Problem requirements:
Write out all of the records precisely. Skip anything that is a picture.

Working data:
++++++++++++++++++++
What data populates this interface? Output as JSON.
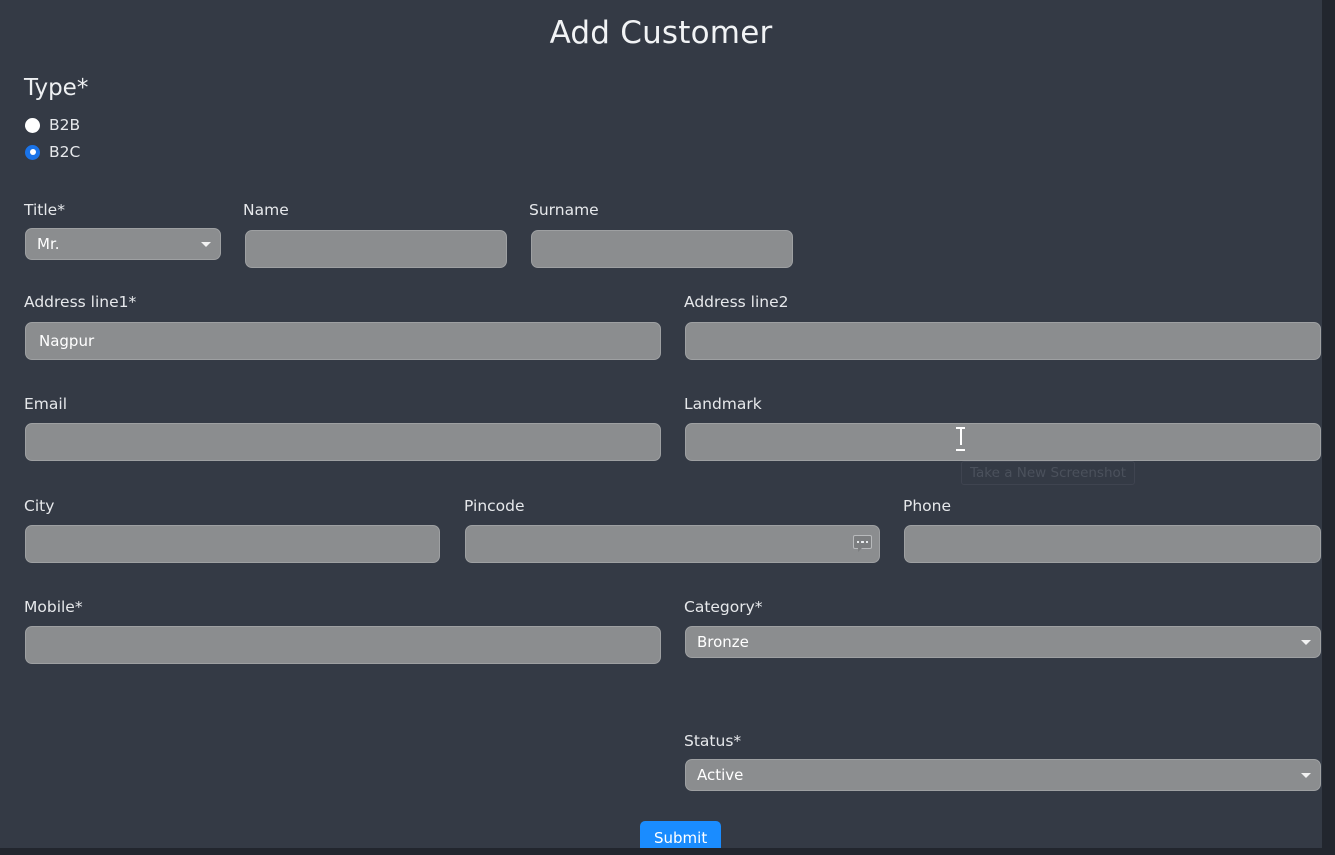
{
  "page": {
    "title": "Add Customer",
    "background_color": "#343a45",
    "field_background_color": "#8b8d8f",
    "accent_color": "#1a8cff"
  },
  "type_group": {
    "label": "Type*",
    "options": [
      {
        "label": "B2B",
        "selected": false
      },
      {
        "label": "B2C",
        "selected": true
      }
    ]
  },
  "fields": {
    "title": {
      "label": "Title*",
      "value": "Mr.",
      "control": "select",
      "caret_icon": "chevron-down-icon"
    },
    "name": {
      "label": "Name",
      "value": "",
      "placeholder": ""
    },
    "surname": {
      "label": "Surname",
      "value": "",
      "placeholder": ""
    },
    "address_line1": {
      "label": "Address line1*",
      "value": "Nagpur",
      "placeholder": ""
    },
    "address_line2": {
      "label": "Address line2",
      "value": "",
      "placeholder": ""
    },
    "email": {
      "label": "Email",
      "value": "",
      "placeholder": ""
    },
    "landmark": {
      "label": "Landmark",
      "value": "",
      "placeholder": ""
    },
    "city": {
      "label": "City",
      "value": "",
      "placeholder": ""
    },
    "pincode": {
      "label": "Pincode",
      "value": "",
      "placeholder": "",
      "hint_icon": "suggestion-bubble-icon"
    },
    "phone": {
      "label": "Phone",
      "value": "",
      "placeholder": ""
    },
    "mobile": {
      "label": "Mobile*",
      "value": "",
      "placeholder": ""
    },
    "category": {
      "label": "Category*",
      "value": "Bronze",
      "control": "select",
      "caret_icon": "chevron-down-icon"
    },
    "status": {
      "label": "Status*",
      "value": "Active",
      "control": "select",
      "caret_icon": "chevron-down-icon"
    }
  },
  "overlay": {
    "screenshot_button_label": "Take a New Screenshot"
  },
  "actions": {
    "submit_label": "Submit"
  }
}
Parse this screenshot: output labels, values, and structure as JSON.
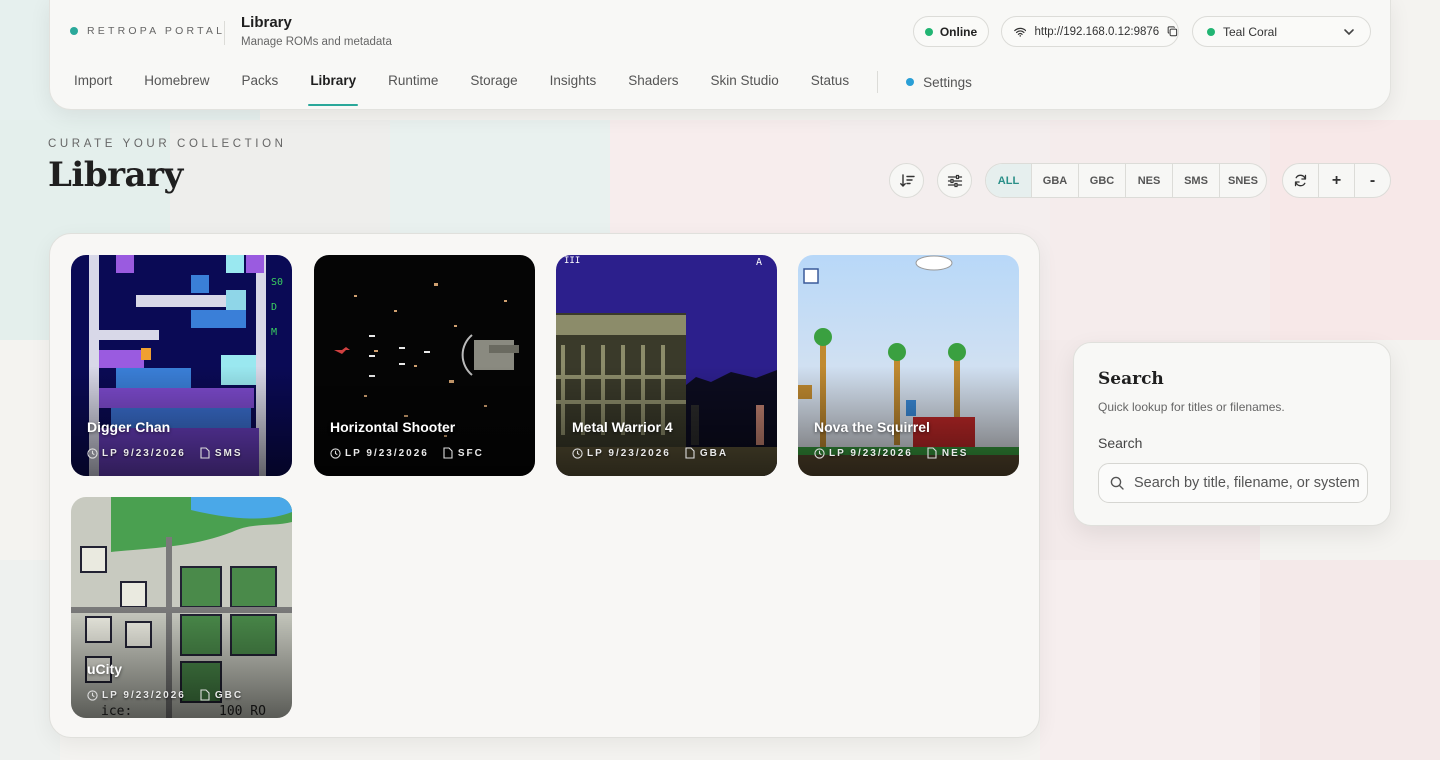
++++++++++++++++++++
Output of the task:
What data populates this interface? Output as JSON.
{
  "page": {
    "title": "Add Customer",
    "background_color": "#343a45",
    "field_background_color": "#8b8d8f",
    "accent_color": "#1a8cff"
  },
  "type_group": {
    "label": "Type*",
    "options": [
      {
        "label": "B2B",
        "selected": false
      },
      {
        "label": "B2C",
        "selected": true
      }
    ]
  },
  "fields": {
    "title": {
      "label": "Title*",
      "value": "Mr.",
      "control": "select",
      "caret_icon": "chevron-down-icon"
    },
    "name": {
      "label": "Name",
      "value": "",
      "placeholder": ""
    },
    "surname": {
      "label": "Surname",
      "value": "",
      "placeholder": ""
    },
    "address_line1": {
      "label": "Address line1*",
      "value": "Nagpur",
      "placeholder": ""
    },
    "address_line2": {
      "label": "Address line2",
      "value": "",
      "placeholder": ""
    },
    "email": {
      "label": "Email",
      "value": "",
      "placeholder": ""
    },
    "landmark": {
      "label": "Landmark",
      "value": "",
      "placeholder": ""
    },
    "city": {
      "label": "City",
      "value": "",
      "placeholder": ""
    },
    "pincode": {
      "label": "Pincode",
      "value": "",
      "placeholder": "",
      "hint_icon": "suggestion-bubble-icon"
    },
    "phone": {
      "label": "Phone",
      "value": "",
      "placeholder": ""
    },
    "mobile": {
      "label": "Mobile*",
      "value": "",
      "placeholder": ""
    },
    "category": {
      "label": "Category*",
      "value": "Bronze",
      "control": "select",
      "caret_icon": "chevron-down-icon"
    },
    "status": {
      "label": "Status*",
      "value": "Active",
      "control": "select",
      "caret_icon": "chevron-down-icon"
    }
  },
  "overlay": {
    "screenshot_button_label": "Take a New Screenshot"
  },
  "actions": {
    "submit_label": "Submit"
  }
}
Parse this screenshot: output labels, values, and structure as JSON.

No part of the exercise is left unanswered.